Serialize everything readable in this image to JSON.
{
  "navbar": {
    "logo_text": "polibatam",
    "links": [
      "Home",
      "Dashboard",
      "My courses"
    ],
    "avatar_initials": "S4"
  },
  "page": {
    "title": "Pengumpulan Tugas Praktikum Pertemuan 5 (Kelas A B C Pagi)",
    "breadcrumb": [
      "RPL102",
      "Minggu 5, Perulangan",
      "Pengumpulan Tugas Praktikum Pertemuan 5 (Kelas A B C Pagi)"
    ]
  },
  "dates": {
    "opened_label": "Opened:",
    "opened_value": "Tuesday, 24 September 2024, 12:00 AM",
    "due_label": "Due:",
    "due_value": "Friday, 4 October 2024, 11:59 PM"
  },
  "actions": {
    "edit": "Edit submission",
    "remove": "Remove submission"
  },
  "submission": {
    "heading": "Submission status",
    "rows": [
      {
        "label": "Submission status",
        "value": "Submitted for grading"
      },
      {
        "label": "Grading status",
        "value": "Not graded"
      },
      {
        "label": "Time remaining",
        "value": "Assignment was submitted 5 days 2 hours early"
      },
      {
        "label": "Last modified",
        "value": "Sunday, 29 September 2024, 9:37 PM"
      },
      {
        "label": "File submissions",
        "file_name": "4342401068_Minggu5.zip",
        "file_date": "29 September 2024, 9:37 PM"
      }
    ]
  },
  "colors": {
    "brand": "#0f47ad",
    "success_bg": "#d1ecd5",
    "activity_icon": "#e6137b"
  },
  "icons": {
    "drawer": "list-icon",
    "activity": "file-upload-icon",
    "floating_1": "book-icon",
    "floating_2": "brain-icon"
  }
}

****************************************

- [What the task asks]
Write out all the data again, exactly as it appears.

- [Result for this task]
Serialize everything readable in this image to JSON.
{
  "navbar": {
    "logo_text": "polibatam",
    "links": [
      "Home",
      "Dashboard",
      "My courses"
    ],
    "avatar_initials": "S4"
  },
  "page": {
    "title": "Pengumpulan Tugas Praktikum Pertemuan 5 (Kelas A B C Pagi)",
    "breadcrumb": [
      "RPL102",
      "Minggu 5, Perulangan",
      "Pengumpulan Tugas Praktikum Pertemuan 5 (Kelas A B C Pagi)"
    ]
  },
  "dates": {
    "opened_label": "Opened:",
    "opened_value": "Tuesday, 24 September 2024, 12:00 AM",
    "due_label": "Due:",
    "due_value": "Friday, 4 October 2024, 11:59 PM"
  },
  "actions": {
    "edit": "Edit submission",
    "remove": "Remove submission"
  },
  "submission": {
    "heading": "Submission status",
    "rows": [
      {
        "label": "Submission status",
        "value": "Submitted for grading"
      },
      {
        "label": "Grading status",
        "value": "Not graded"
      },
      {
        "label": "Time remaining",
        "value": "Assignment was submitted 5 days 2 hours early"
      },
      {
        "label": "Last modified",
        "value": "Sunday, 29 September 2024, 9:37 PM"
      },
      {
        "label": "File submissions",
        "file_name": "4342401068_Minggu5.zip",
        "file_date": "29 September 2024, 9:37 PM"
      }
    ]
  },
  "colors": {
    "brand": "#0f47ad",
    "success_bg": "#d1ecd5",
    "activity_icon": "#e6137b"
  },
  "icons": {
    "drawer": "list-icon",
    "activity": "file-upload-icon",
    "floating_1": "book-icon",
    "floating_2": "brain-icon"
  }
}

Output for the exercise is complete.